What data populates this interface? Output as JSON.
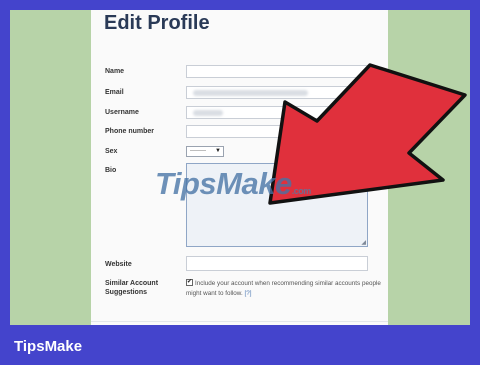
{
  "page": {
    "title": "Edit Profile"
  },
  "form": {
    "name_label": "Name",
    "email_label": "Email",
    "username_label": "Username",
    "phone_label": "Phone number",
    "sex_label": "Sex",
    "sex_value": "--------",
    "bio_label": "Bio",
    "website_label": "Website",
    "similar_label_line1": "Similar Account",
    "similar_label_line2": "Suggestions",
    "similar_text": "Include your account when recommending similar accounts people might want to follow.",
    "similar_help": "[?]",
    "similar_checked": "✔"
  },
  "watermark": {
    "text": "TipsMake",
    "suffix": ".com"
  },
  "brand": {
    "label": "TipsMake"
  },
  "colors": {
    "outer_border": "#4444cc",
    "frame": "#b7d3a8",
    "arrow": "#e0303c",
    "title": "#2a3a57"
  },
  "icons": {
    "select_chevron": "chevron-down-icon",
    "pointer": "red-arrow-icon",
    "resize": "resize-grip-icon"
  }
}
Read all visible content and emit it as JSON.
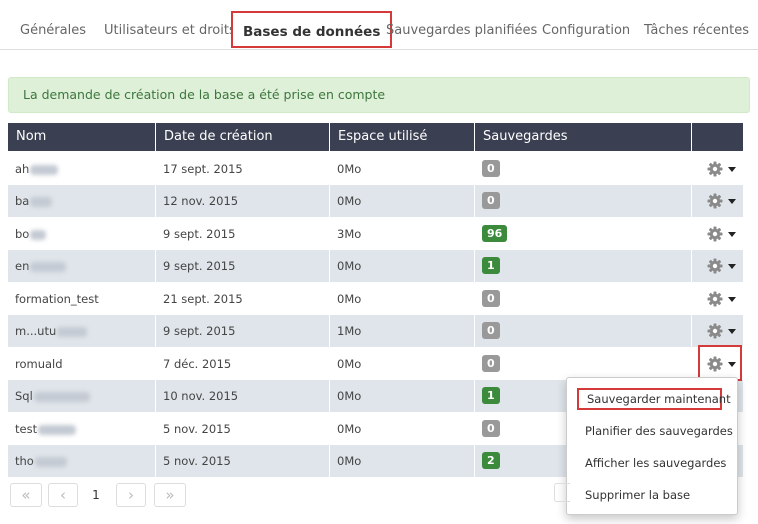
{
  "tabs": [
    {
      "label": "Générales"
    },
    {
      "label": "Utilisateurs et droits"
    },
    {
      "label": "Bases de données",
      "active": true
    },
    {
      "label": "Sauvegardes planifiées"
    },
    {
      "label": "Configuration"
    },
    {
      "label": "Tâches récentes"
    }
  ],
  "alert": {
    "message": "La demande de création de la base a été prise en compte"
  },
  "table": {
    "headers": [
      "Nom",
      "Date de création",
      "Espace utilisé",
      "Sauvegardes"
    ],
    "rows": [
      {
        "name": "ah",
        "date": "17 sept. 2015",
        "space": "0Mo",
        "backups": "0"
      },
      {
        "name": "ba",
        "date": "12 nov. 2015",
        "space": "0Mo",
        "backups": "0"
      },
      {
        "name": "bo",
        "date": "9 sept. 2015",
        "space": "3Mo",
        "backups": "96"
      },
      {
        "name": "en",
        "date": "9 sept. 2015",
        "space": "0Mo",
        "backups": "1"
      },
      {
        "name": "formation_test",
        "date": "21 sept. 2015",
        "space": "0Mo",
        "backups": "0"
      },
      {
        "name": "m...utu",
        "date": "9 sept. 2015",
        "space": "1Mo",
        "backups": "0"
      },
      {
        "name": "romuald",
        "date": "7 déc. 2015",
        "space": "0Mo",
        "backups": "0"
      },
      {
        "name": "Sql",
        "date": "10 nov. 2015",
        "space": "0Mo",
        "backups": "1"
      },
      {
        "name": "test",
        "date": "5 nov. 2015",
        "space": "0Mo",
        "backups": "0"
      },
      {
        "name": "tho",
        "date": "5 nov. 2015",
        "space": "0Mo",
        "backups": "2"
      }
    ]
  },
  "actions_menu": {
    "items": [
      "Sauvegarder maintenant",
      "Planifier des sauvegardes",
      "Afficher les sauvegardes",
      "Supprimer la base"
    ]
  },
  "pagination": {
    "first": "«",
    "prev": "‹",
    "page": "1",
    "next": "›",
    "last": "»"
  },
  "icons": {
    "row_action": "gear-icon",
    "dropdown": "caret-down-icon"
  },
  "colors": {
    "header_bg": "#3a3f51",
    "alert_bg": "#dff0d8",
    "alert_text": "#3c763d",
    "badge_zero": "#999999",
    "badge_positive": "#3c8a3c",
    "highlight": "#d43a3a"
  }
}
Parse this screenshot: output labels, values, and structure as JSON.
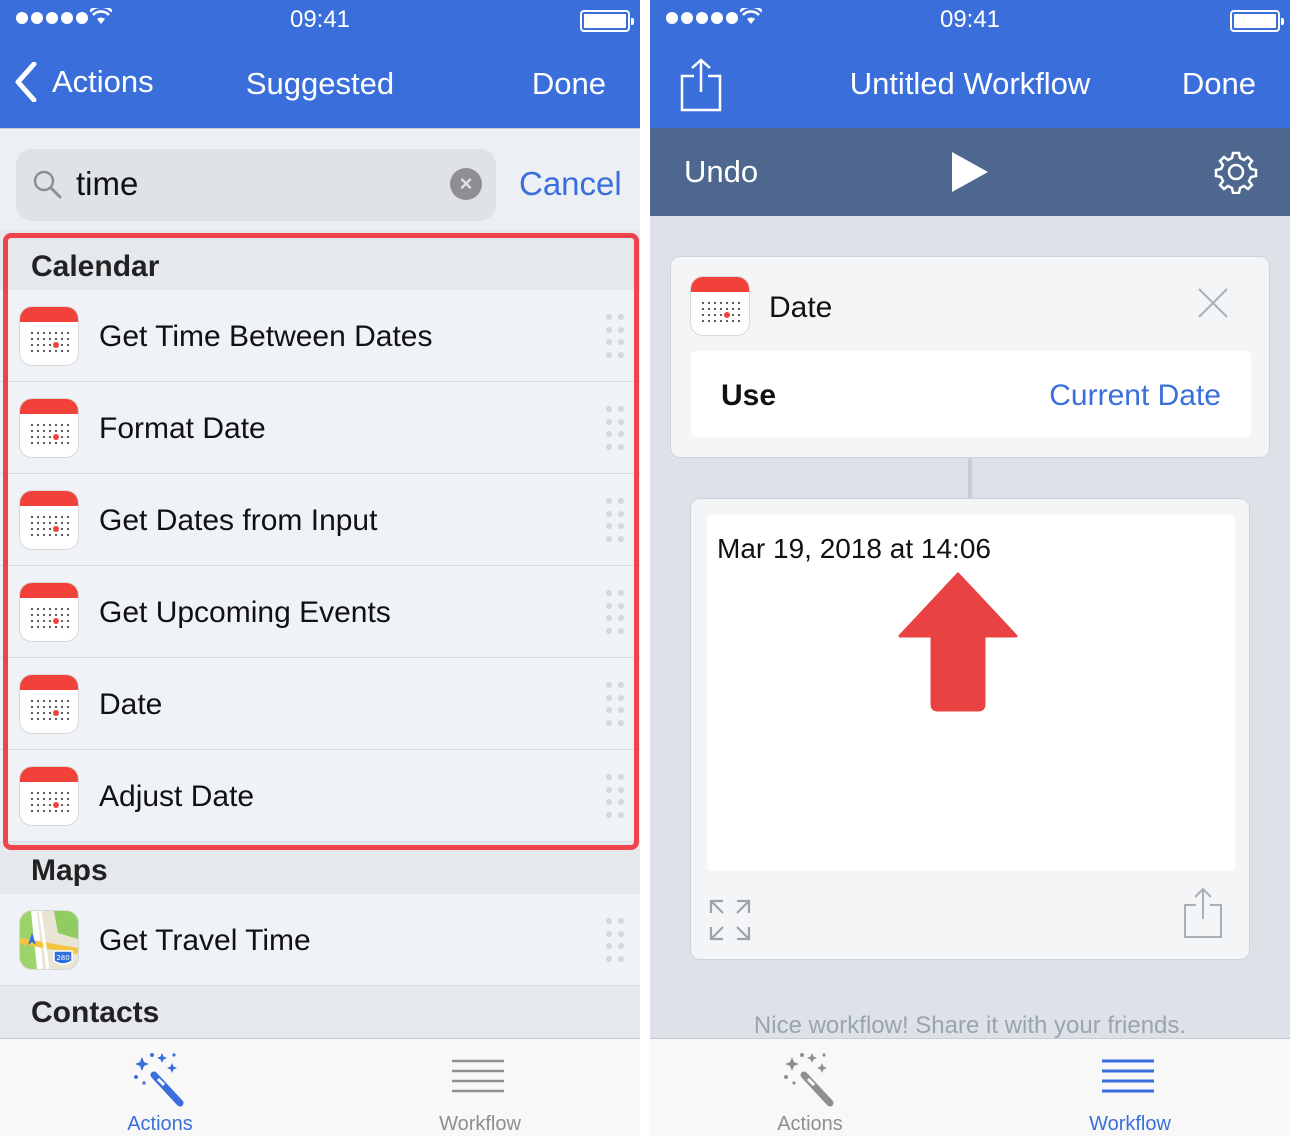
{
  "status": {
    "time": "09:41"
  },
  "left": {
    "nav": {
      "back_label": "Actions",
      "title": "Suggested",
      "done_label": "Done"
    },
    "search": {
      "query": "time",
      "cancel_label": "Cancel"
    },
    "sections": [
      {
        "header": "Calendar",
        "items": [
          "Get Time Between Dates",
          "Format Date",
          "Get Dates from Input",
          "Get Upcoming Events",
          "Date",
          "Adjust Date"
        ]
      },
      {
        "header": "Maps",
        "items": [
          "Get Travel Time"
        ]
      },
      {
        "header": "Contacts"
      }
    ],
    "maps_badge": "280",
    "tabs": [
      {
        "label": "Actions",
        "active": true
      },
      {
        "label": "Workflow",
        "active": false
      }
    ]
  },
  "right": {
    "nav": {
      "title": "Untitled Workflow",
      "done_label": "Done"
    },
    "toolbar": {
      "undo_label": "Undo"
    },
    "action_card": {
      "title": "Date",
      "param_label": "Use",
      "param_value": "Current Date"
    },
    "result": {
      "text": "Mar 19, 2018 at 14:06"
    },
    "footer_message": "Nice workflow! Share it with your friends.",
    "tabs": [
      {
        "label": "Actions",
        "active": false
      },
      {
        "label": "Workflow",
        "active": true
      }
    ]
  },
  "colors": {
    "accent": "#3a6fdb",
    "toolbar": "#4e678f",
    "highlight": "#f0434b",
    "calendar_red": "#f2413a",
    "inactive_tab": "#8e8e93"
  },
  "icons": [
    "search-icon",
    "clear-icon",
    "calendar-icon",
    "maps-icon",
    "drag-handle-icon",
    "magic-wand-icon",
    "list-icon",
    "share-icon",
    "play-icon",
    "gear-icon",
    "close-icon",
    "expand-icon",
    "up-arrow-icon"
  ]
}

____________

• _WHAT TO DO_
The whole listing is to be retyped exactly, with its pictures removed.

• _RESPONSE TO THE TASK_
What data populates this interface? Output as JSON.
{
  "page": {
    "title": "Edit Profile"
  },
  "form": {
    "name_label": "Name",
    "email_label": "Email",
    "username_label": "Username",
    "phone_label": "Phone number",
    "sex_label": "Sex",
    "sex_value": "--------",
    "bio_label": "Bio",
    "website_label": "Website",
    "similar_label_line1": "Similar Account",
    "similar_label_line2": "Suggestions",
    "similar_text": "Include your account when recommending similar accounts people might want to follow.",
    "similar_help": "[?]",
    "similar_checked": "✔"
  },
  "watermark": {
    "text": "TipsMake",
    "suffix": ".com"
  },
  "brand": {
    "label": "TipsMake"
  },
  "colors": {
    "outer_border": "#4444cc",
    "frame": "#b7d3a8",
    "arrow": "#e0303c",
    "title": "#2a3a57"
  },
  "icons": {
    "select_chevron": "chevron-down-icon",
    "pointer": "red-arrow-icon",
    "resize": "resize-grip-icon"
  }
}
Read all visible content and emit it as JSON.
{
  "tabs": [
    {
      "label": "Générales"
    },
    {
      "label": "Utilisateurs et droits"
    },
    {
      "label": "Bases de données",
      "active": true
    },
    {
      "label": "Sauvegardes planifiées"
    },
    {
      "label": "Configuration"
    },
    {
      "label": "Tâches récentes"
    }
  ],
  "alert": {
    "message": "La demande de création de la base a été prise en compte"
  },
  "table": {
    "headers": [
      "Nom",
      "Date de création",
      "Espace utilisé",
      "Sauvegardes"
    ],
    "rows": [
      {
        "name": "ah",
        "date": "17 sept. 2015",
        "space": "0Mo",
        "backups": "0"
      },
      {
        "name": "ba",
        "date": "12 nov. 2015",
        "space": "0Mo",
        "backups": "0"
      },
      {
        "name": "bo",
        "date": "9 sept. 2015",
        "space": "3Mo",
        "backups": "96"
      },
      {
        "name": "en",
        "date": "9 sept. 2015",
        "space": "0Mo",
        "backups": "1"
      },
      {
        "name": "formation_test",
        "date": "21 sept. 2015",
        "space": "0Mo",
        "backups": "0"
      },
      {
        "name": "m...utu",
        "date": "9 sept. 2015",
        "space": "1Mo",
        "backups": "0"
      },
      {
        "name": "romuald",
        "date": "7 déc. 2015",
        "space": "0Mo",
        "backups": "0"
      },
      {
        "name": "Sql",
        "date": "10 nov. 2015",
        "space": "0Mo",
        "backups": "1"
      },
      {
        "name": "test",
        "date": "5 nov. 2015",
        "space": "0Mo",
        "backups": "0"
      },
      {
        "name": "tho",
        "date": "5 nov. 2015",
        "space": "0Mo",
        "backups": "2"
      }
    ]
  },
  "actions_menu": {
    "items": [
      "Sauvegarder maintenant",
      "Planifier des sauvegardes",
      "Afficher les sauvegardes",
      "Supprimer la base"
    ]
  },
  "pagination": {
    "first": "«",
    "prev": "‹",
    "page": "1",
    "next": "›",
    "last": "»"
  },
  "icons": {
    "row_action": "gear-icon",
    "dropdown": "caret-down-icon"
  },
  "colors": {
    "header_bg": "#3a3f51",
    "alert_bg": "#dff0d8",
    "alert_text": "#3c763d",
    "badge_zero": "#999999",
    "badge_positive": "#3c8a3c",
    "highlight": "#d43a3a"
  }
}
Parse this screenshot: output labels, values, and structure as JSON.
{
  "status": {
    "time": "09:41"
  },
  "left": {
    "nav": {
      "back_label": "Actions",
      "title": "Suggested",
      "done_label": "Done"
    },
    "search": {
      "query": "time",
      "cancel_label": "Cancel"
    },
    "sections": [
      {
        "header": "Calendar",
        "items": [
          "Get Time Between Dates",
          "Format Date",
          "Get Dates from Input",
          "Get Upcoming Events",
          "Date",
          "Adjust Date"
        ]
      },
      {
        "header": "Maps",
        "items": [
          "Get Travel Time"
        ]
      },
      {
        "header": "Contacts"
      }
    ],
    "maps_badge": "280",
    "tabs": [
      {
        "label": "Actions",
        "active": true
      },
      {
        "label": "Workflow",
        "active": false
      }
    ]
  },
  "right": {
    "nav": {
      "title": "Untitled Workflow",
      "done_label": "Done"
    },
    "toolbar": {
      "undo_label": "Undo"
    },
    "action_card": {
      "title": "Date",
      "param_label": "Use",
      "param_value": "Current Date"
    },
    "result": {
      "text": "Mar 19, 2018 at 14:06"
    },
    "footer_message": "Nice workflow! Share it with your friends.",
    "tabs": [
      {
        "label": "Actions",
        "active": false
      },
      {
        "label": "Workflow",
        "active": true
      }
    ]
  },
  "colors": {
    "accent": "#3a6fdb",
    "toolbar": "#4e678f",
    "highlight": "#f0434b",
    "calendar_red": "#f2413a",
    "inactive_tab": "#8e8e93"
  },
  "icons": [
    "search-icon",
    "clear-icon",
    "calendar-icon",
    "maps-icon",
    "drag-handle-icon",
    "magic-wand-icon",
    "list-icon",
    "share-icon",
    "play-icon",
    "gear-icon",
    "close-icon",
    "expand-icon",
    "up-arrow-icon"
  ]
}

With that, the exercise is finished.